### Task input
------

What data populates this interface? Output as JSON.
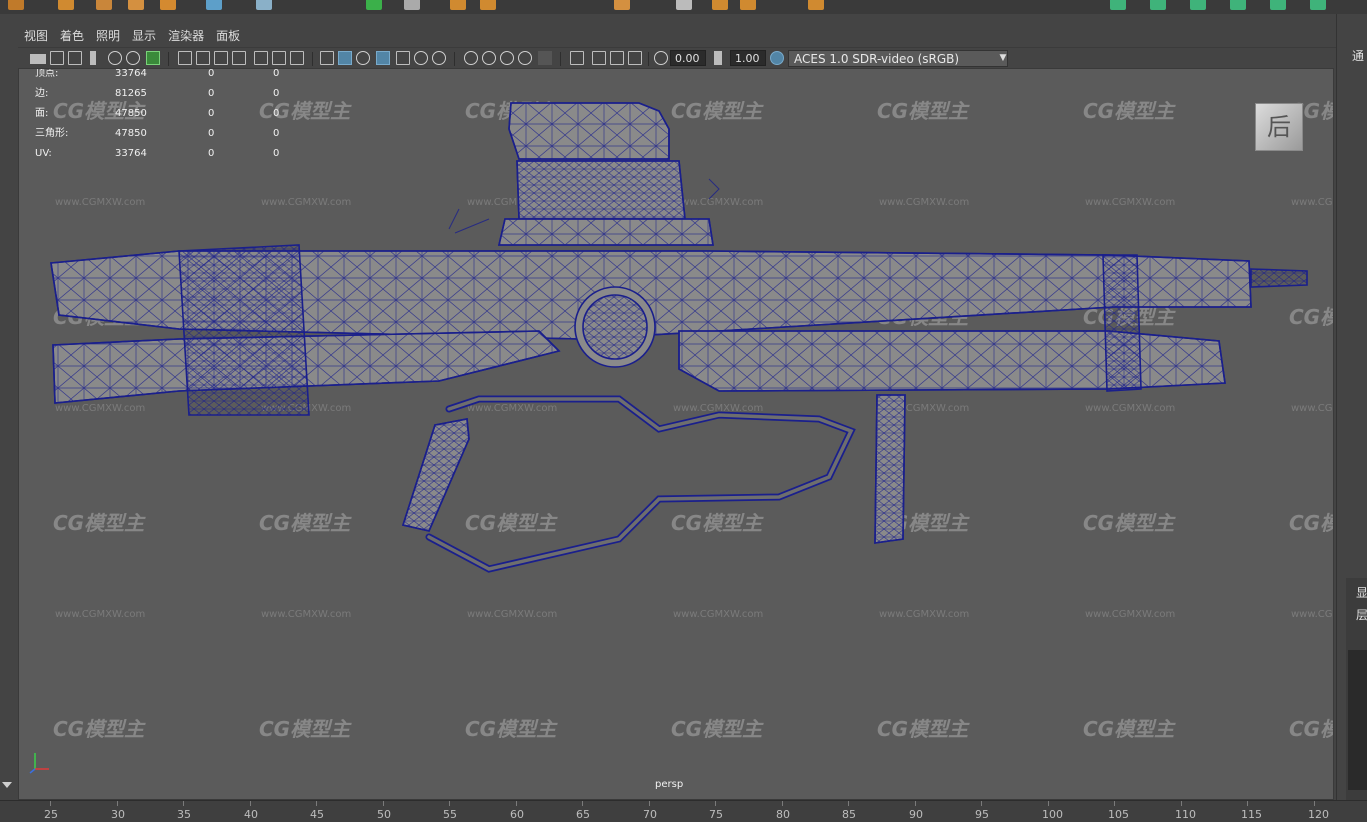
{
  "menu": {
    "items": [
      "视图",
      "着色",
      "照明",
      "显示",
      "渲染器",
      "面板"
    ]
  },
  "toolbar": {
    "exposure_value": "0.00",
    "gamma_value": "1.00",
    "color_space": "ACES 1.0 SDR-video (sRGB)"
  },
  "hud": {
    "rows": [
      {
        "label": "顶点:",
        "v1": "33764",
        "v2": "0",
        "v3": "0"
      },
      {
        "label": "边:",
        "v1": "81265",
        "v2": "0",
        "v3": "0"
      },
      {
        "label": "面:",
        "v1": "47850",
        "v2": "0",
        "v3": "0"
      },
      {
        "label": "三角形:",
        "v1": "47850",
        "v2": "0",
        "v3": "0"
      },
      {
        "label": "UV:",
        "v1": "33764",
        "v2": "0",
        "v3": "0"
      }
    ]
  },
  "view_cube": {
    "label": "后"
  },
  "camera": {
    "name": "persp"
  },
  "watermark": {
    "logo": "CG模型主",
    "url": "www.CGMXW.com"
  },
  "right_panel": {
    "top_label": "通",
    "label_1": "显",
    "label_2": "层"
  },
  "time_ruler": {
    "ticks": [
      "25",
      "30",
      "35",
      "40",
      "45",
      "50",
      "55",
      "60",
      "65",
      "70",
      "75",
      "80",
      "85",
      "90",
      "95",
      "100",
      "105",
      "110",
      "115",
      "120"
    ]
  },
  "colors": {
    "viewport_bg": "#5b5b5b",
    "wireframe": "#1a1f8c",
    "ui_bg": "#444444",
    "accent_blue": "#5285a6"
  }
}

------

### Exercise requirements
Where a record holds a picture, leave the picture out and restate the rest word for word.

### Exercise result
What data populates this interface? Output as JSON.
{
  "menu": {
    "items": [
      "视图",
      "着色",
      "照明",
      "显示",
      "渲染器",
      "面板"
    ]
  },
  "toolbar": {
    "exposure_value": "0.00",
    "gamma_value": "1.00",
    "color_space": "ACES 1.0 SDR-video (sRGB)"
  },
  "hud": {
    "rows": [
      {
        "label": "顶点:",
        "v1": "33764",
        "v2": "0",
        "v3": "0"
      },
      {
        "label": "边:",
        "v1": "81265",
        "v2": "0",
        "v3": "0"
      },
      {
        "label": "面:",
        "v1": "47850",
        "v2": "0",
        "v3": "0"
      },
      {
        "label": "三角形:",
        "v1": "47850",
        "v2": "0",
        "v3": "0"
      },
      {
        "label": "UV:",
        "v1": "33764",
        "v2": "0",
        "v3": "0"
      }
    ]
  },
  "view_cube": {
    "label": "后"
  },
  "camera": {
    "name": "persp"
  },
  "watermark": {
    "logo": "CG模型主",
    "url": "www.CGMXW.com"
  },
  "right_panel": {
    "top_label": "通",
    "label_1": "显",
    "label_2": "层"
  },
  "time_ruler": {
    "ticks": [
      "25",
      "30",
      "35",
      "40",
      "45",
      "50",
      "55",
      "60",
      "65",
      "70",
      "75",
      "80",
      "85",
      "90",
      "95",
      "100",
      "105",
      "110",
      "115",
      "120"
    ]
  },
  "colors": {
    "viewport_bg": "#5b5b5b",
    "wireframe": "#1a1f8c",
    "ui_bg": "#444444",
    "accent_blue": "#5285a6"
  }
}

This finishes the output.